When I am in the middle of a blowout conflict with one of my sons, I am squarely focused on his disobedience, his bad attitude, his irresponsibility. Obviously, the entire reason why we are in this situation is that he dropped the ball or was disrespectful. Rarely is a family conflict 100 percent the fault of one person and 0 percent the fault of the other. Normally, when two sinful people are in conflict, both have contributed some sin along the way. I have lost track of the number of times I have needed to circle around with one of my children after an argument and ask their forgiveness for my harshness, impatience, or failure to listen. The conflict may have started with his disobedience, but it was made worse by my anger.
Sometimes my harsh spirit toward my kids is not even the result of something specific they have done wrong but simply behaviors and patterns that annoy me. My seventeen-year-old son, JD, is a man of few words. I, as you might expect, am a man of many words. JD would err on the side of talking too little, and myself too much. This personality difference can cause friction in our relationship. This is not an issue of right and wrong. It is easy for me to slip into a mode where the solution to the problem is to get JD to use more words. The more urgent need is for me to pray and ask God to change my heart and give me a spirit of acceptance for JD’s more laid-back personality. We too quickly equate personality patterns with character problems.
Some of our conflicts at home stem from simple personality differences, while many are caused by sinful attitudes and actions. We are quick to judge our family members, as we easily see their character problems and bad behavior, yet we are slow to judge ourselves and are often blind to our own toxic attitudes and harmful actions. Jesus challenges each one of us on this common pattern.
Why do you see the speck that is in your brother’s eye, but do not notice the log that is in your own eye? Or how can you say to your brother, “Let me take the speck out of your eye,” when there is the log in your own eye? You hypocrite, first take the log out of your own eye, and then you will see clearly to take the speck out of your brother’s eye.
Jesus doesn’t hold back. He goes so far as to say the reality of the situation may be that your brother’s sin is far smaller than yours. Ouch! But the point here is not trying to figure out who is to blame, or who is more at fault. Jesus wants us to deal with our issues first. The problem is, we all have these things called blind spots, so we need to pray and ask God to open our eyes to see how we have contributed, and are contributing, to the broken relationship. Your prayer may sound something like this:

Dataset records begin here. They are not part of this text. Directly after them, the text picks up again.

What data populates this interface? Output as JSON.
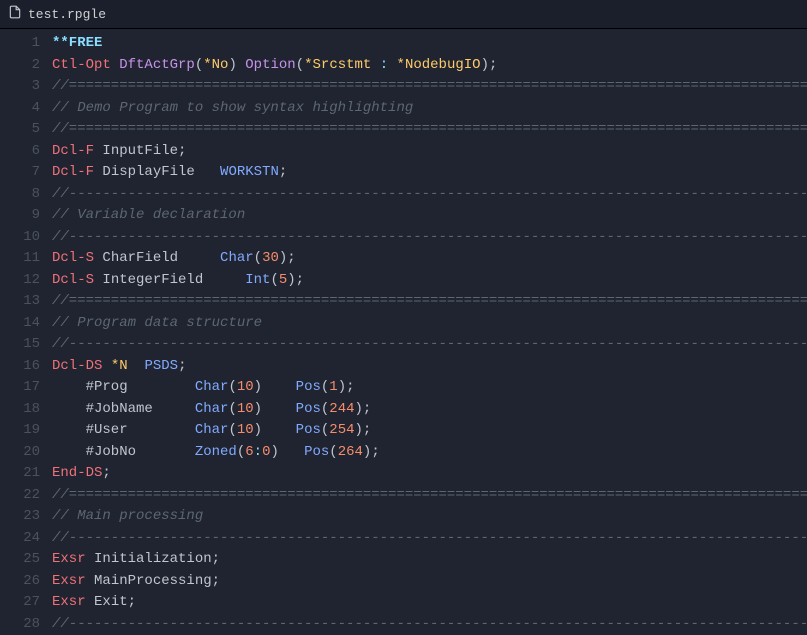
{
  "file": {
    "name": "test.rpgle"
  },
  "gutter": [
    "1",
    "2",
    "3",
    "4",
    "5",
    "6",
    "7",
    "8",
    "9",
    "10",
    "11",
    "12",
    "13",
    "14",
    "15",
    "16",
    "17",
    "18",
    "19",
    "20",
    "21",
    "22",
    "23",
    "24",
    "25",
    "26",
    "27",
    "28"
  ],
  "lines": [
    [
      [
        "free",
        "**FREE"
      ]
    ],
    [
      [
        "kw1",
        "Ctl-Opt"
      ],
      [
        "txt",
        " "
      ],
      [
        "kw2",
        "DftActGrp"
      ],
      [
        "pun",
        "("
      ],
      [
        "fn",
        "*No"
      ],
      [
        "pun",
        ") "
      ],
      [
        "kw2",
        "Option"
      ],
      [
        "pun",
        "("
      ],
      [
        "fn",
        "*Srcstmt"
      ],
      [
        "txt",
        " "
      ],
      [
        "op",
        ":"
      ],
      [
        "txt",
        " "
      ],
      [
        "fn",
        "*NodebugIO"
      ],
      [
        "pun",
        ");"
      ]
    ],
    [
      [
        "cmt",
        "//==========================================================================================*"
      ]
    ],
    [
      [
        "cmt",
        "// Demo Program to show syntax highlighting"
      ]
    ],
    [
      [
        "cmt",
        "//==========================================================================================*"
      ]
    ],
    [
      [
        "kw1",
        "Dcl-F"
      ],
      [
        "txt",
        " InputFile;"
      ]
    ],
    [
      [
        "kw1",
        "Dcl-F"
      ],
      [
        "txt",
        " DisplayFile   "
      ],
      [
        "type",
        "WORKSTN"
      ],
      [
        "pun",
        ";"
      ]
    ],
    [
      [
        "cmt",
        "//------------------------------------------------------------------------------------------*"
      ]
    ],
    [
      [
        "cmt",
        "// Variable declaration"
      ]
    ],
    [
      [
        "cmt",
        "//------------------------------------------------------------------------------------------*"
      ]
    ],
    [
      [
        "kw1",
        "Dcl-S"
      ],
      [
        "txt",
        " CharField     "
      ],
      [
        "type",
        "Char"
      ],
      [
        "pun",
        "("
      ],
      [
        "num",
        "30"
      ],
      [
        "pun",
        ");"
      ]
    ],
    [
      [
        "kw1",
        "Dcl-S"
      ],
      [
        "txt",
        " IntegerField     "
      ],
      [
        "type",
        "Int"
      ],
      [
        "pun",
        "("
      ],
      [
        "num",
        "5"
      ],
      [
        "pun",
        ");"
      ]
    ],
    [
      [
        "cmt",
        "//==========================================================================================*"
      ]
    ],
    [
      [
        "cmt",
        "// Program data structure"
      ]
    ],
    [
      [
        "cmt",
        "//------------------------------------------------------------------------------------------*"
      ]
    ],
    [
      [
        "kw1",
        "Dcl-DS"
      ],
      [
        "txt",
        " "
      ],
      [
        "fn",
        "*N"
      ],
      [
        "txt",
        "  "
      ],
      [
        "type",
        "PSDS"
      ],
      [
        "pun",
        ";"
      ]
    ],
    [
      [
        "txt",
        "    #Prog        "
      ],
      [
        "type",
        "Char"
      ],
      [
        "pun",
        "("
      ],
      [
        "num",
        "10"
      ],
      [
        "pun",
        ")    "
      ],
      [
        "type",
        "Pos"
      ],
      [
        "pun",
        "("
      ],
      [
        "num",
        "1"
      ],
      [
        "pun",
        ");"
      ]
    ],
    [
      [
        "txt",
        "    #JobName     "
      ],
      [
        "type",
        "Char"
      ],
      [
        "pun",
        "("
      ],
      [
        "num",
        "10"
      ],
      [
        "pun",
        ")    "
      ],
      [
        "type",
        "Pos"
      ],
      [
        "pun",
        "("
      ],
      [
        "num",
        "244"
      ],
      [
        "pun",
        ");"
      ]
    ],
    [
      [
        "txt",
        "    #User        "
      ],
      [
        "type",
        "Char"
      ],
      [
        "pun",
        "("
      ],
      [
        "num",
        "10"
      ],
      [
        "pun",
        ")    "
      ],
      [
        "type",
        "Pos"
      ],
      [
        "pun",
        "("
      ],
      [
        "num",
        "254"
      ],
      [
        "pun",
        ");"
      ]
    ],
    [
      [
        "txt",
        "    #JobNo       "
      ],
      [
        "type",
        "Zoned"
      ],
      [
        "pun",
        "("
      ],
      [
        "num",
        "6"
      ],
      [
        "op",
        ":"
      ],
      [
        "num",
        "0"
      ],
      [
        "pun",
        ")   "
      ],
      [
        "type",
        "Pos"
      ],
      [
        "pun",
        "("
      ],
      [
        "num",
        "264"
      ],
      [
        "pun",
        ");"
      ]
    ],
    [
      [
        "kw1",
        "End-DS"
      ],
      [
        "pun",
        ";"
      ]
    ],
    [
      [
        "cmt",
        "//==========================================================================================*"
      ]
    ],
    [
      [
        "cmt",
        "// Main processing"
      ]
    ],
    [
      [
        "cmt",
        "//------------------------------------------------------------------------------------------*"
      ]
    ],
    [
      [
        "kw1",
        "Exsr"
      ],
      [
        "txt",
        " Initialization;"
      ]
    ],
    [
      [
        "kw1",
        "Exsr"
      ],
      [
        "txt",
        " MainProcessing;"
      ]
    ],
    [
      [
        "kw1",
        "Exsr"
      ],
      [
        "txt",
        " Exit;"
      ]
    ],
    [
      [
        "cmt",
        "//------------------------------------------------------------------------------------------*"
      ]
    ]
  ]
}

Lord, I know that my conflict with ________ (the name of your family member) is not all his/her fault. I know I have made things worse with my actions and attitudes. I also admit that I struggle with focusing all my thoughts and feelings on what he/she has done to hurt me. I don’t want to be like the person Jesus talked about, who obsesses over the speck in his brother’s eye while ignoring the log in my own eye. Please show me everything I have done to hurt ________. Bring to my mind the things I have said that have hurt ________ and made our conflict worse. (Then as the Lord brings those things to mind) I confess these things to you as sin. I was wrong. I need your forgiveness, through Christ, before I seek forgiveness from ________. Please work in my heart so that I am paying more attention to my part in this conflict, not his/her part.
An excerpt from “Healing Family Relationships” by Rob Rienow: